WHAT TO WORK ON
Each line in the records that mentions the word "label" needs to be listed.
*** Begin section ***
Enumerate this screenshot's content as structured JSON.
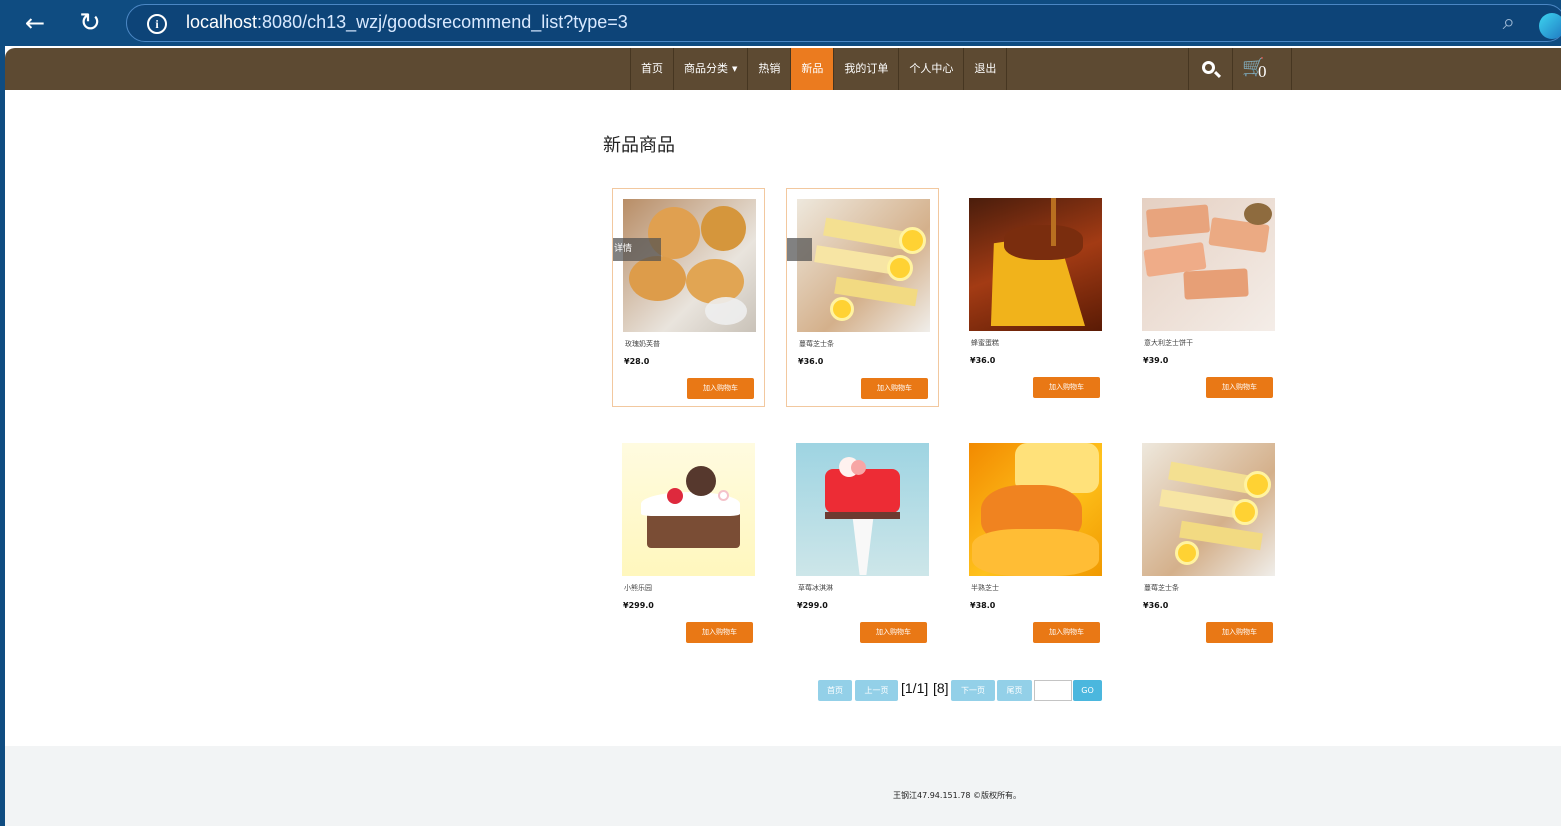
{
  "browser": {
    "url_host": "localhost",
    "url_path": ":8080/ch13_wzj/goodsrecommend_list?type=3"
  },
  "nav": {
    "items": [
      {
        "label": "首页"
      },
      {
        "label": "商品分类"
      },
      {
        "label": "热销"
      },
      {
        "label": "新品",
        "active": true
      },
      {
        "label": "我的订单"
      },
      {
        "label": "个人中心"
      },
      {
        "label": "退出"
      }
    ],
    "cart_count": "0",
    "search_icon": "search-icon",
    "cart_icon": "cart-icon"
  },
  "page": {
    "title": "新品商品"
  },
  "products": [
    {
      "name": "玫瑰奶芙普",
      "price": "¥28.0",
      "button": "加入购物车",
      "overlay": "详情",
      "highlighted": true
    },
    {
      "name": "蔓莓芝士条",
      "price": "¥36.0",
      "button": "加入购物车",
      "overlay": "",
      "highlighted": true
    },
    {
      "name": "蜂蜜蛋糕",
      "price": "¥36.0",
      "button": "加入购物车",
      "overlay": "",
      "highlighted": false
    },
    {
      "name": "意大利芝士饼干",
      "price": "¥39.0",
      "button": "加入购物车",
      "overlay": "",
      "highlighted": false
    },
    {
      "name": "小熊乐园",
      "price": "¥299.0",
      "button": "加入购物车",
      "overlay": "",
      "highlighted": false
    },
    {
      "name": "草莓冰淇淋",
      "price": "¥299.0",
      "button": "加入购物车",
      "overlay": "",
      "highlighted": false
    },
    {
      "name": "半熟芝士",
      "price": "¥38.0",
      "button": "加入购物车",
      "overlay": "",
      "highlighted": false
    },
    {
      "name": "蔓莓芝士条",
      "price": "¥36.0",
      "button": "加入购物车",
      "overlay": "",
      "highlighted": false
    }
  ],
  "pagination": {
    "first": "首页",
    "previous": "上一页",
    "page_info": "[1/1]",
    "total": "[8]",
    "next": "下一页",
    "last": "尾页",
    "go": "GO",
    "page_input": ""
  },
  "footer": {
    "text": "王钢江47.94.151.78 ©版权所有。"
  },
  "colors": {
    "nav_bg": "#5d4a32",
    "accent": "#eb7b1f",
    "pager": "#93d0e8"
  }
}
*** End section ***
RESULT OF THE EXERCISE
        "label": "首页"
        "label": "商品分类"
        "label": "热销"
        "label": "新品",
        "label": "我的订单"
        "label": "个人中心"
        "label": "退出"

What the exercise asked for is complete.